Good conversation skills can ease the difficulties of meeting new people. We share some ideas to help you get better at having conversations.
Most of us feel nervous when we meet people we don’t know. If you have a visible difference or disfigurement, you may feel more anxious, defensive or embarrassed when meeting new people.
On this page, we explore why meeting someone for the first time can be challenging when you have a visible difference, and how you can make it easier.
When we meet someone for the first time, most of us feel pressure to make a good impression. This is particularly the case if we are meeting that person in a professional context such as a business meeting or interview, or if we will have to work together in future.
If you have a visible difference or disfigurement, meeting someone for the first time can be particularly challenging. You may experience feelings of anxiety, awkwardness or embarrassment about your condition, mark or scar. You may wonder what thoughts the other person is having about you.
If you have experienced unwanted attention or negative reactions in the past, you may assume that people will behave negatively towards you before you have even met them. You may feel awkward or shy and try to cover this up by talking too much or being inappropriately humorous.
Trying to understand what is happening for both of you when you meet someone for the first time can help. This is because you can get a sense of what is going through their head and how that might be similar to what you are feeling.
At Changing Faces, we use the acronym “SCARED” to describe what might take place when two people first meet. It shows the range of feelings both people might have – and how this could make them act – creating a very difficult and uneasy situation for both people to handle.
Let’s start with the other person:
|If they feel||They might behave in this way|

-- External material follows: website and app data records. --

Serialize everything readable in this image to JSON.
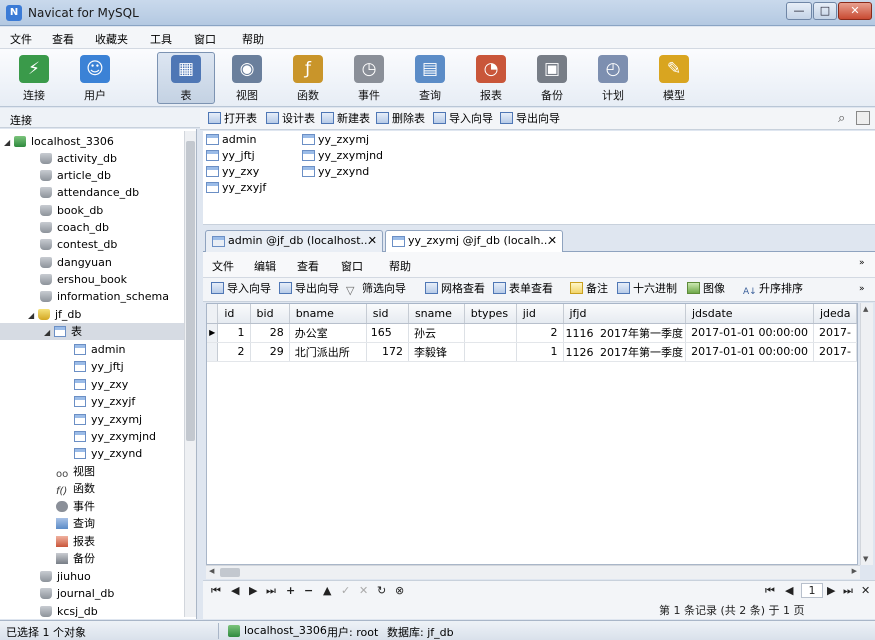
{
  "window": {
    "title": "Navicat for MySQL",
    "min": "—",
    "max": "□",
    "close": "✕"
  },
  "menu": [
    "文件",
    "查看",
    "收藏夹",
    "工具",
    "窗口",
    "帮助"
  ],
  "toolbar": [
    {
      "label": "连接",
      "icon": "connection-icon",
      "color": "#3a9a4a",
      "glyph": "⚡"
    },
    {
      "label": "用户",
      "icon": "user-icon",
      "color": "#3b82d6",
      "glyph": "☺"
    },
    {
      "label": "表",
      "icon": "table-icon",
      "color": "#4f77b5",
      "glyph": "▦"
    },
    {
      "label": "视图",
      "icon": "view-icon",
      "color": "#6a7f9c",
      "glyph": "◉"
    },
    {
      "label": "函数",
      "icon": "function-icon",
      "color": "#c9952a",
      "glyph": "ƒ"
    },
    {
      "label": "事件",
      "icon": "event-icon",
      "color": "#8a8f98",
      "glyph": "◷"
    },
    {
      "label": "查询",
      "icon": "query-icon",
      "color": "#5b8cc7",
      "glyph": "▤"
    },
    {
      "label": "报表",
      "icon": "report-icon",
      "color": "#c9563a",
      "glyph": "◔"
    },
    {
      "label": "备份",
      "icon": "backup-icon",
      "color": "#777d86",
      "glyph": "▣"
    },
    {
      "label": "计划",
      "icon": "schedule-icon",
      "color": "#7d8fb0",
      "glyph": "◴"
    },
    {
      "label": "模型",
      "icon": "model-icon",
      "color": "#d9a520",
      "glyph": "✎"
    }
  ],
  "sidebar": {
    "header": "连接",
    "connection": "localhost_3306",
    "dbs_before": [
      "activity_db",
      "article_db",
      "attendance_db",
      "book_db",
      "coach_db",
      "contest_db",
      "dangyuan",
      "ershou_book",
      "information_schema"
    ],
    "open_db": "jf_db",
    "tables_group": "表",
    "tables": [
      "admin",
      "yy_jftj",
      "yy_zxy",
      "yy_zxyjf",
      "yy_zxymj",
      "yy_zxymjnd",
      "yy_zxynd"
    ],
    "groups": [
      "视图",
      "函数",
      "事件",
      "查询",
      "报表",
      "备份"
    ],
    "dbs_after": [
      "jiuhuo",
      "journal_db",
      "kcsj_db"
    ]
  },
  "object_toolbar": [
    "打开表",
    "设计表",
    "新建表",
    "删除表",
    "导入向导",
    "导出向导"
  ],
  "object_list": [
    "admin",
    "yy_jftj",
    "yy_zxy",
    "yy_zxyjf",
    "yy_zxymj",
    "yy_zxymjnd",
    "yy_zxynd"
  ],
  "tabs": [
    {
      "label": "admin @jf_db (localhost..."
    },
    {
      "label": "yy_zxymj @jf_db (localh..."
    }
  ],
  "inner_menu": [
    "文件",
    "编辑",
    "查看",
    "窗口",
    "帮助"
  ],
  "inner_toolbar": [
    "导入向导",
    "导出向导",
    "筛选向导",
    "网格查看",
    "表单查看",
    "备注",
    "十六进制",
    "图像",
    "升序排序"
  ],
  "grid": {
    "columns": [
      "id",
      "bid",
      "bname",
      "sid",
      "sname",
      "btypes",
      "jid",
      "jfjd",
      "jdsdate",
      "jdeda"
    ],
    "rows": [
      [
        "1",
        "28",
        "办公室",
        "165",
        "孙云",
        "",
        "2",
        "1116",
        "2017年第一季度",
        "2017-01-01 00:00:00",
        "2017-"
      ],
      [
        "2",
        "29",
        "北门派出所",
        "172",
        "李毅锋",
        "",
        "1",
        "1126",
        "2017年第一季度",
        "2017-01-01 00:00:00",
        "2017-"
      ]
    ]
  },
  "nav": {
    "page": "1",
    "record_info": "第 1 条记录 (共 2 条) 于 1 页"
  },
  "status": {
    "selection": "已选择 1 个对象",
    "connection": "localhost_3306",
    "user": "用户: root",
    "database": "数据库: jf_db"
  }
}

|Sorry / Shocked||Staring / Speechless|
|Curious / Confused||Clumsy|
|Anxious||Asking / Awkward|
|Repelled||Recoiling / Rude|
Maybe you feel something like this:
|If you feel||You might|
|Conspicuous (standing out)||Cover yourself up|
|Angry / Anxious||be Angry / Anxious|
|Rejected – like people don’t want to know you||Retreat – pull away or hide from people|
|Embarrassed||be Evasive – ignore people|
|Different||act Defensively – try to protect yourself|
As being SCARED can create such a difficult situation, it’s natural to try to avoid each other or turn away from the conversation. As someone with a visible difference or disfigurement, you may find you contend with this over and over again. This can cause other problems. For example, you might:
- Expect people to behave in ways that make you feel uncomfortable, which can make you even more worried.
- Avoid meeting new people. This can make you even more nervous when you speak to people you don’t know.
- Feel angry with the people giving you a hard time and shout or feel upset.
- Take it out on the people around you, like your family.
There are a number of things you can do to make meeting people easier if you are living with a visible difference or disfigurement.
Recognising that the other person may feel SCARED too will help you understand their behaviour better instead of assuming that they are judging or thinking bad thoughts about you.
Here are some approaches you can take to make the interaction easier:
- If low self-esteem is a problem for you, try out our confidence-building techniques.
- Build relaxation techniques into your routine. This will help you approach day-to-day life more calmly and may make social interactions easier. You can find some here.
- If you are worried about how others might react to your visible difference, use our tools to help you prepare for the different ways people might behave.